My goal here is to learn the inns and outs of the A2 and pass on what I learn. My primary rifle sports an ACOG. I can’t tell you how much of an advantage the glass gives to you. This is the flip side. What can you do with that spare A2 you keep in the back of the safe? The carry handle may limit my optic options, but that doesn’t worry me. The A2 may be outdated, but it isn’t grandpa’s old 30-30 either. The A2 is a capable rifle, and I am willing to bet that many people wouldn’t be as encumbered by it as they think. The A2 would be a very practical setup for a SHTF gun and, at the very least, a capable loaner weapon. There are many un-loved A2s sitting in the back of the safe. It doesn’t have to be a piece of nostalgia… it can be a fighting weapon.
As I start to accumulate parts for the A2 project, I will update and show readers just how far I can take the A2. Once the project is done, this will be my primary rifle for shooting competitions. It is my intention to run this rifle hard this year and best many other competitors with it.

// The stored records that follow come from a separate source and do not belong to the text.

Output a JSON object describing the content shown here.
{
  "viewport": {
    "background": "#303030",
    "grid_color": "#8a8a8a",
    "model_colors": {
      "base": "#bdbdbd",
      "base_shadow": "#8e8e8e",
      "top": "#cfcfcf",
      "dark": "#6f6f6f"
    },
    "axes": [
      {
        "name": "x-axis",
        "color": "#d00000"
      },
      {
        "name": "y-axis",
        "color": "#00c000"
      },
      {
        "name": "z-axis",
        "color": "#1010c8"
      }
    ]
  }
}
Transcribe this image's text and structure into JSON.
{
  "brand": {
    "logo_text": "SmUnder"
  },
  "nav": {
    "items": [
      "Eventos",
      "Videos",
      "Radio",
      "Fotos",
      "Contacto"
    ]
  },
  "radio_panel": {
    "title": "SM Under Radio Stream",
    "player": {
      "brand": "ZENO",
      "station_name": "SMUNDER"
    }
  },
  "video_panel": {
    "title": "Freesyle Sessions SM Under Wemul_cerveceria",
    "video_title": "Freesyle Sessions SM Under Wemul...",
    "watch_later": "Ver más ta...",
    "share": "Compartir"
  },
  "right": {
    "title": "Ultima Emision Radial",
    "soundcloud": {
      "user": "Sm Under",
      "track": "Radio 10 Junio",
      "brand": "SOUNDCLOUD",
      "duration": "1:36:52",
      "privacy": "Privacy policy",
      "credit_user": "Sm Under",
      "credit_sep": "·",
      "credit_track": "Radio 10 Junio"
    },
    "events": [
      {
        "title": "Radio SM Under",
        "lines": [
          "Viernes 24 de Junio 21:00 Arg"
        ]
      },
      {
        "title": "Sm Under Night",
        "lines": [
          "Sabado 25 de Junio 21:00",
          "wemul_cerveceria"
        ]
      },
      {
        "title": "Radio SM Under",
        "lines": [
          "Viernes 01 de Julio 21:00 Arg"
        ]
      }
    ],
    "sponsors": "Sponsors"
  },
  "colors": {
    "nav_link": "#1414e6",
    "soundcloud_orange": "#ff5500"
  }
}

I’m taking my A2 (with removable carrying handle) and making it into an A4/DMR with the addition of a rail, bipod and scope. Good to go for long distances.
I think you would mean that you have an A4 then since the A2’s carry handle does not detach, but if you are going for a DMR build I can’t recommend enough the TA31f ACOG.
if you have a removable carry handle you don’t have a a2, sorry,pfc,duncan.
What do you mean “long distances”? I could shoot a stock iron sight A2 with 2-3 inch groups at 500yards. I am new to the civilian AR movement.
The groups you claim to be shooting are sub-moa. I need say nothing more.
no you can’t
Coincidentally, I am also trying to decide what I am going to do with a 20″ HBAR A2.
I decided the 3 lb beast barrel has got to go. Already have a 20″ lightweight profile 1:7 chrome lined barrel for it. Once I maneuvered with a MForgery off a bench rest and understood the weight difference in hand, I will never own anything other than a light weight barrel. I can’t legally shoot auto, so no reason to have anything other than a lightweight barrel.
If one is going to the expense of buying an ACOG, one might as well just replace the A2 upper for a flattop and have no worries or issues on setting up optics. Buying a used ACOG is out of question, unless you can secure a deal from Trijicon to replenish the tritium that starts to deplete the moment its manufactured. I believe the tritium has a useful life of only 10 years in ACOG’s. Something to consider.
A used KAC RAS handguard for $150, allows one to securely mount optics to the handguard. The rails also allow one to move accessories between other own AR15’s in inventory, and opens up alot more options for new accessories.
New Keymod handguards for $200 (MI), allow accessories interchangeability also, and are lighter weight than any quad-rail, and one gets the benefit of a free floated barrel. If you are going to compete, you will want a free floated barrel. But some competitions will have rules about what you can and can not use, especially if its a service rifle competition. I know there is a free float mod made that fits under regular handguards with some modifications to the gas tube. Its a few hundred bucks serious service rifle competitors use it, because the rules allow it. Apparently, the rules are more about appearances in some regards.
Maybe because I decided on a lightweight barrel, I am more concerned about POI shift when shooting with a grip-pod, at a barrier, or with a sling. The government profile and lightweight profile are the same under the guard, so it is an issue also with any A2 rifle, especially the 20″ barrels, so I think that a free floated handguard should be some consideration. Just a cheap one, no need for a Noveske or a DD.
A lightweight optic is a good choice. If you are going to compete, Get a Geissele 2-stage trigger. They are the ones actually that make the ALG. But that is not a cheap upgrade.
A2, historical nostalgia?
Here’s some nostalgia for ya…my primary rifle choice goes “PING” after 8 shots, and one of mine predates the Pearl Harbor attack.
A little difference of perspective, I guess….but then I’m gittin’ old….and never did warm up much to the modern platform.